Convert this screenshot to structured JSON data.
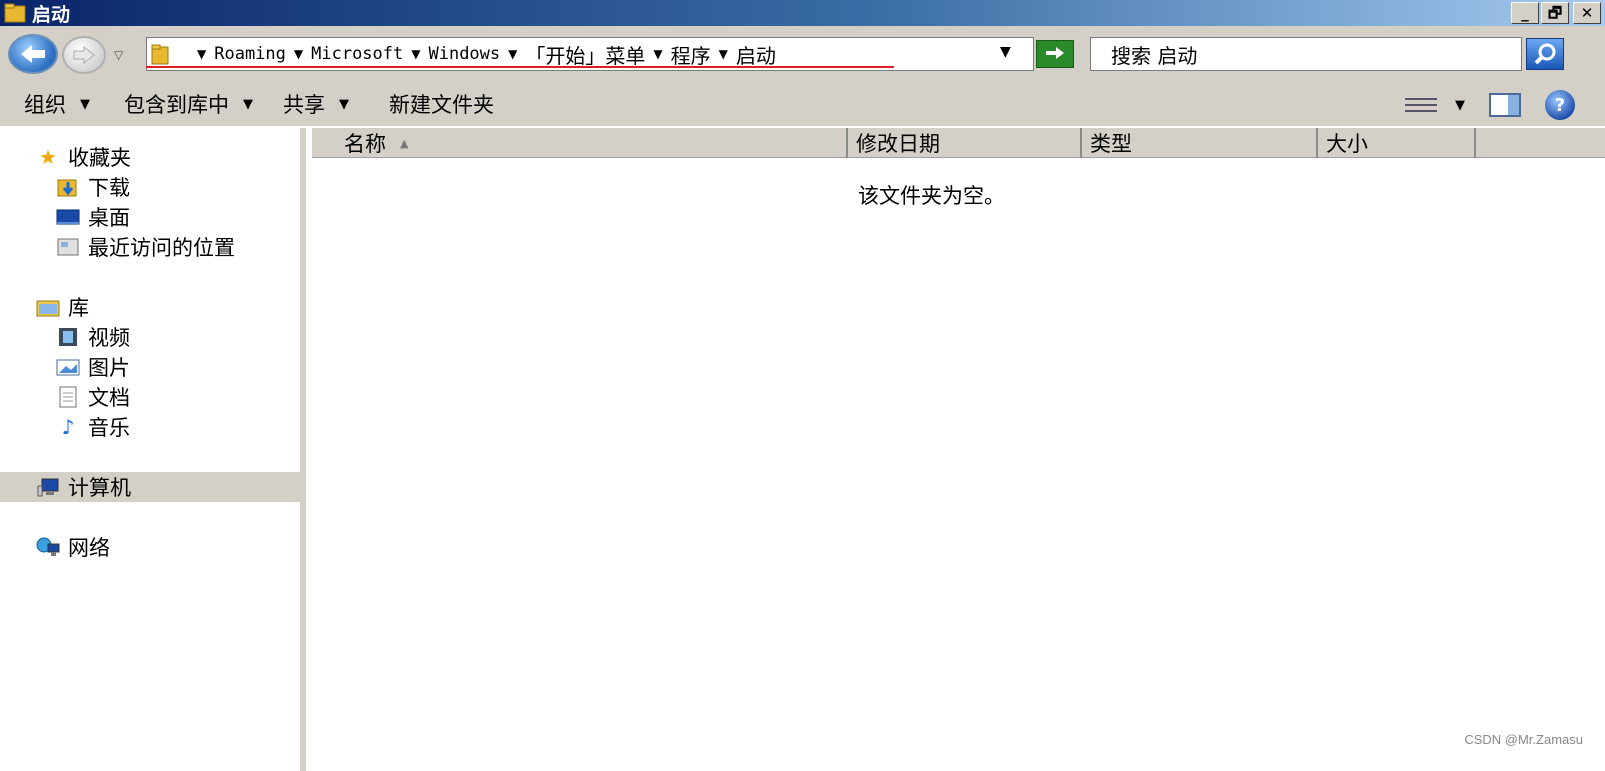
{
  "window": {
    "title": "启动"
  },
  "title_buttons": {
    "minimize": "_",
    "restore": "🗗",
    "close": "✕"
  },
  "address": {
    "crumbs": [
      "Roaming",
      "Microsoft",
      "Windows",
      "「开始」菜单",
      "程序",
      "启动"
    ],
    "search_placeholder": "搜索 启动"
  },
  "toolbar": {
    "organize": "组织",
    "include_in_library": "包含到库中",
    "share": "共享",
    "new_folder": "新建文件夹"
  },
  "nav": {
    "favorites": {
      "label": "收藏夹",
      "items": [
        "下载",
        "桌面",
        "最近访问的位置"
      ]
    },
    "libraries": {
      "label": "库",
      "items": [
        "视频",
        "图片",
        "文档",
        "音乐"
      ]
    },
    "computer": "计算机",
    "network": "网络"
  },
  "columns": {
    "name": "名称",
    "modified": "修改日期",
    "type": "类型",
    "size": "大小"
  },
  "empty_message": "该文件夹为空。",
  "watermark": "CSDN @Mr.Zamasu"
}
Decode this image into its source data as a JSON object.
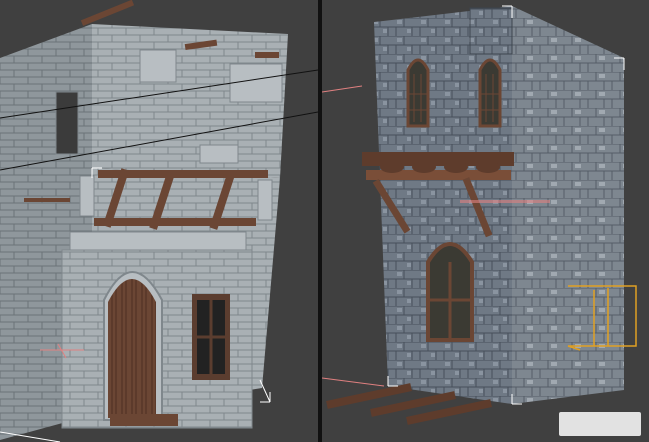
{
  "app": {
    "viewports": [
      {
        "name": "perspective-left",
        "active": false
      },
      {
        "name": "perspective-right",
        "active": false
      }
    ]
  },
  "colors": {
    "viewport_bg": "#404040",
    "selection_bracket": "#ffffff",
    "gizmo_orange": "#e0a022",
    "grid_pink": "#e08080"
  },
  "icons": {
    "watermark": "watermark-logo"
  }
}
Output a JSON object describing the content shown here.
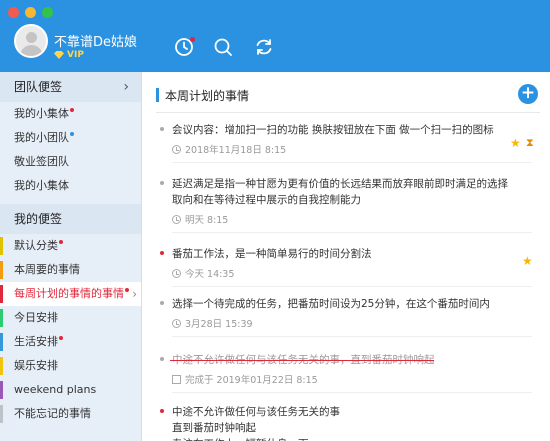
{
  "header": {
    "username": "不靠谱De姑娘",
    "vip_label": "VIP",
    "accent_color": "#2a92e0",
    "icons": [
      "clock-icon",
      "search-icon",
      "sync-icon"
    ]
  },
  "sidebar": {
    "team_section": {
      "title": "团队便签",
      "items": [
        {
          "label": "我的小集体",
          "dot": "red"
        },
        {
          "label": "我的小团队",
          "dot": "blue"
        },
        {
          "label": "敬业签团队",
          "dot": ""
        },
        {
          "label": "我的小集体",
          "dot": ""
        }
      ]
    },
    "my_section": {
      "title": "我的便签",
      "items": [
        {
          "label": "默认分类",
          "dot": "red",
          "bar_color": "#e0c200"
        },
        {
          "label": "本周要的事情",
          "dot": "",
          "bar_color": "#f39c12"
        },
        {
          "label": "每周计划的事情的事情",
          "dot": "red",
          "bar_color": "#e0283c",
          "active": true
        },
        {
          "label": "今日安排",
          "dot": "",
          "bar_color": "#2ecc71"
        },
        {
          "label": "生活安排",
          "dot": "red",
          "bar_color": "#3498db"
        },
        {
          "label": "娱乐安排",
          "dot": "",
          "bar_color": "#f1c40f"
        },
        {
          "label": "weekend plans",
          "dot": "",
          "bar_color": "#9b59b6"
        },
        {
          "label": "不能忘记的事情",
          "dot": "",
          "bar_color": "#bdc3c7"
        }
      ]
    }
  },
  "main": {
    "title": "本周计划的事情",
    "tasks": [
      {
        "text": "会议内容：增加扫一扫的功能  换肤按钮放在下面  做一个扫一扫的图标",
        "meta": "2018年11月18日 8:15",
        "dot_color": "#aaaaaa",
        "starred": true,
        "hourglass": true,
        "done": false
      },
      {
        "text": "延迟满足是指一种甘愿为更有价值的长远结果而放弃眼前即时满足的选择取向和在等待过程中展示的自我控制能力",
        "meta": "明天 8:15",
        "dot_color": "#aaaaaa",
        "starred": false,
        "hourglass": false,
        "done": false
      },
      {
        "text": "番茄工作法，是一种简单易行的时间分割法",
        "meta": "今天 14:35",
        "dot_color": "#e0283c",
        "starred": true,
        "hourglass": false,
        "done": false
      },
      {
        "text": "选择一个待完成的任务，把番茄时间设为25分钟，在这个番茄时间内",
        "meta": "3月28日 15:39",
        "dot_color": "#aaaaaa",
        "starred": false,
        "hourglass": false,
        "done": false
      },
      {
        "text": "中途不允许做任何与该任务无关的事，直到番茄时钟响起",
        "meta": "完成于 2019年01月22日 8:15",
        "dot_color": "#aaaaaa",
        "starred": false,
        "hourglass": false,
        "done": true
      },
      {
        "text": "中途不允许做任何与该任务无关的事\n直到番茄时钟响起\n专注在工作上，短暂休息一下",
        "meta": "",
        "dot_color": "#e0283c",
        "starred": false,
        "hourglass": false,
        "done": false
      }
    ]
  }
}
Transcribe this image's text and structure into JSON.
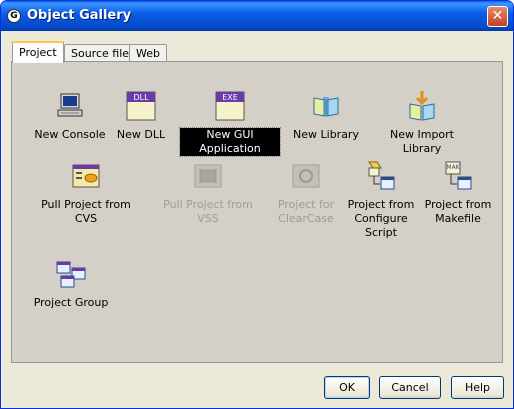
{
  "window": {
    "title": "Object Gallery",
    "close_glyph": "✕",
    "app_icon_glyph": "G"
  },
  "tabs": [
    {
      "label": "Project",
      "active": true
    },
    {
      "label": "Source file",
      "active": false
    },
    {
      "label": "Web",
      "active": false
    }
  ],
  "items": [
    {
      "label": "New Console",
      "icon": "console-icon",
      "selected": false,
      "disabled": false
    },
    {
      "label": "New DLL",
      "icon": "dll-file-icon",
      "selected": false,
      "disabled": false
    },
    {
      "label": "New GUI Application",
      "icon": "exe-file-icon",
      "selected": true,
      "disabled": false
    },
    {
      "label": "New Library",
      "icon": "library-icon",
      "selected": false,
      "disabled": false
    },
    {
      "label": "New Import Library",
      "icon": "import-library-icon",
      "selected": false,
      "disabled": false
    },
    {
      "label": "Pull Project from CVS",
      "icon": "cvs-icon",
      "selected": false,
      "disabled": false
    },
    {
      "label": "Pull Project from VSS",
      "icon": "vss-icon",
      "selected": false,
      "disabled": true
    },
    {
      "label": "Project for\nClearCase",
      "icon": "clearcase-icon",
      "selected": false,
      "disabled": true
    },
    {
      "label": "Project from\nConfigure\nScript",
      "icon": "configure-script-icon",
      "selected": false,
      "disabled": false
    },
    {
      "label": "Project from\nMakefile",
      "icon": "makefile-icon",
      "selected": false,
      "disabled": false
    },
    {
      "label": "Project Group",
      "icon": "project-group-icon",
      "selected": false,
      "disabled": false
    }
  ],
  "icon_text": {
    "dll": "DLL",
    "exe": "EXE",
    "mak": "MAK"
  },
  "buttons": {
    "ok": "OK",
    "cancel": "Cancel",
    "help": "Help"
  },
  "colors": {
    "titlebar": "#0a5fe8",
    "selection": "#000000",
    "disabled_text": "#9c9c9c",
    "tab_highlight": "#ffc83c"
  }
}
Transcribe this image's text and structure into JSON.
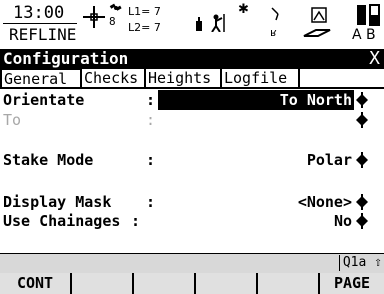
{
  "status": {
    "time": "13:00",
    "mode": "REFLINE",
    "sat_count": "8",
    "l1": "L1= 7",
    "l2": "L2= 7",
    "battery_labels": "A B",
    "icons": [
      "crosshair-icon",
      "satellite-icon",
      "pole-icon",
      "bluetooth-icon",
      "radio-icon",
      "memory-icon",
      "battery-icon"
    ]
  },
  "title": {
    "text": "Configuration",
    "close": "X"
  },
  "tabs": [
    {
      "label": "General",
      "active": true
    },
    {
      "label": "Checks",
      "active": false
    },
    {
      "label": "Heights",
      "active": false
    },
    {
      "label": "Logfile",
      "active": false
    }
  ],
  "form": {
    "orientate": {
      "label": "Orientate",
      "value": "To North"
    },
    "to": {
      "label": "To",
      "value": ""
    },
    "stake_mode": {
      "label": "Stake Mode",
      "value": "Polar"
    },
    "display_mask": {
      "label": "Display Mask",
      "value": "<None>"
    },
    "use_chainages": {
      "label": "Use Chainages",
      "value": "No"
    }
  },
  "footer": {
    "page_indicator": "Q1a ⇧",
    "keys": [
      "CONT",
      "",
      "",
      "",
      "",
      "PAGE"
    ]
  }
}
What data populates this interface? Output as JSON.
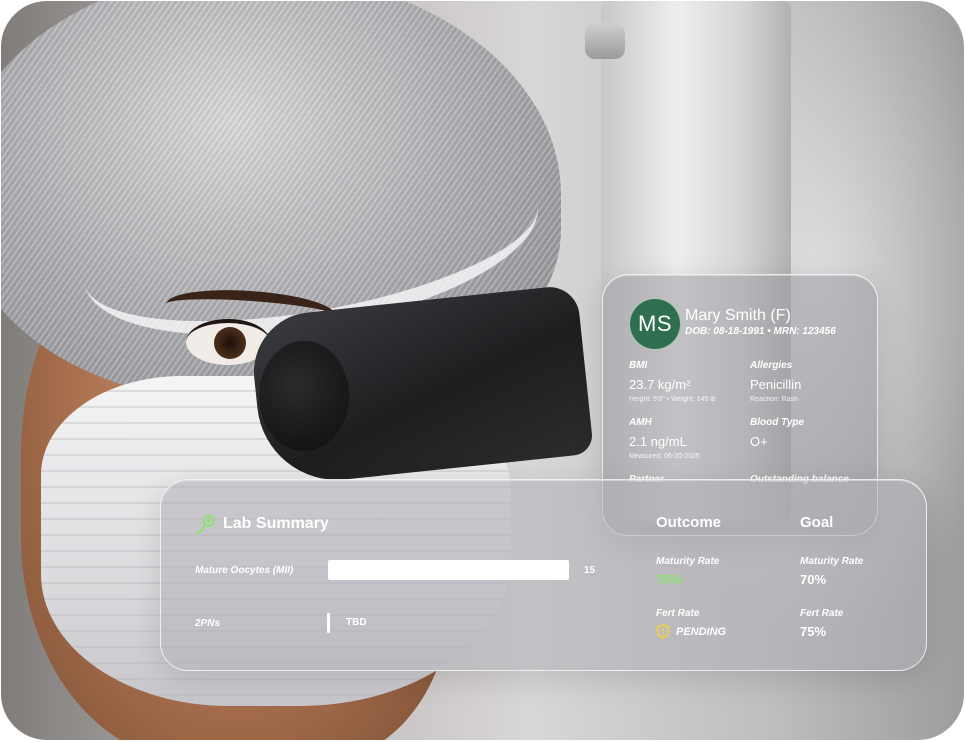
{
  "patient": {
    "initials": "MS",
    "name": "Mary Smith (F)",
    "meta": "DOB: 08-18-1991  •  MRN: 123456",
    "avatar_color": "#2f6f4f",
    "bmi": {
      "label": "BMI",
      "value": "23.7 kg/m²",
      "sub": "Height: 5'6\"  •  Weight: 145 lb"
    },
    "allergies": {
      "label": "Allergies",
      "value": "Penicillin",
      "sub": "Reaction: Rash"
    },
    "amh": {
      "label": "AMH",
      "value": "2.1 ng/mL",
      "sub": "Measured: 06-20-2025"
    },
    "blood_type": {
      "label": "Blood Type",
      "value": "O+"
    },
    "partner": {
      "label": "Partner"
    },
    "balance": {
      "label": "Outstanding balance"
    }
  },
  "lab": {
    "title": "Lab Summary",
    "title_icon": "sperm-icon",
    "rows": [
      {
        "label": "Mature Oocytes (MII)",
        "value": "15"
      },
      {
        "label": "2PNs",
        "value": "TBD"
      }
    ],
    "outcome": {
      "heading": "Outcome",
      "maturity_label": "Maturity Rate",
      "maturity_value": "75%",
      "fert_label": "Fert Rate",
      "fert_value": "PENDING",
      "fert_icon": "shield-alert-icon"
    },
    "goal": {
      "heading": "Goal",
      "maturity_label": "Maturity Rate",
      "maturity_value": "70%",
      "fert_label": "Fert Rate",
      "fert_value": "75%"
    },
    "accent_green": "#8be36b",
    "pending_color": "#f2d23c"
  }
}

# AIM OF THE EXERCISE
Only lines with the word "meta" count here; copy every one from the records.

# WRITTEN ANSWER
        "meta": "2018年11月18日 8:15",
        "meta": "明天 8:15",
        "meta": "今天 14:35",
        "meta": "3月28日 15:39",
        "meta": "完成于 2019年01月22日 8:15",
        "meta": "",
    "meta": "DOB: 08-18-1991  •  MRN: 123456",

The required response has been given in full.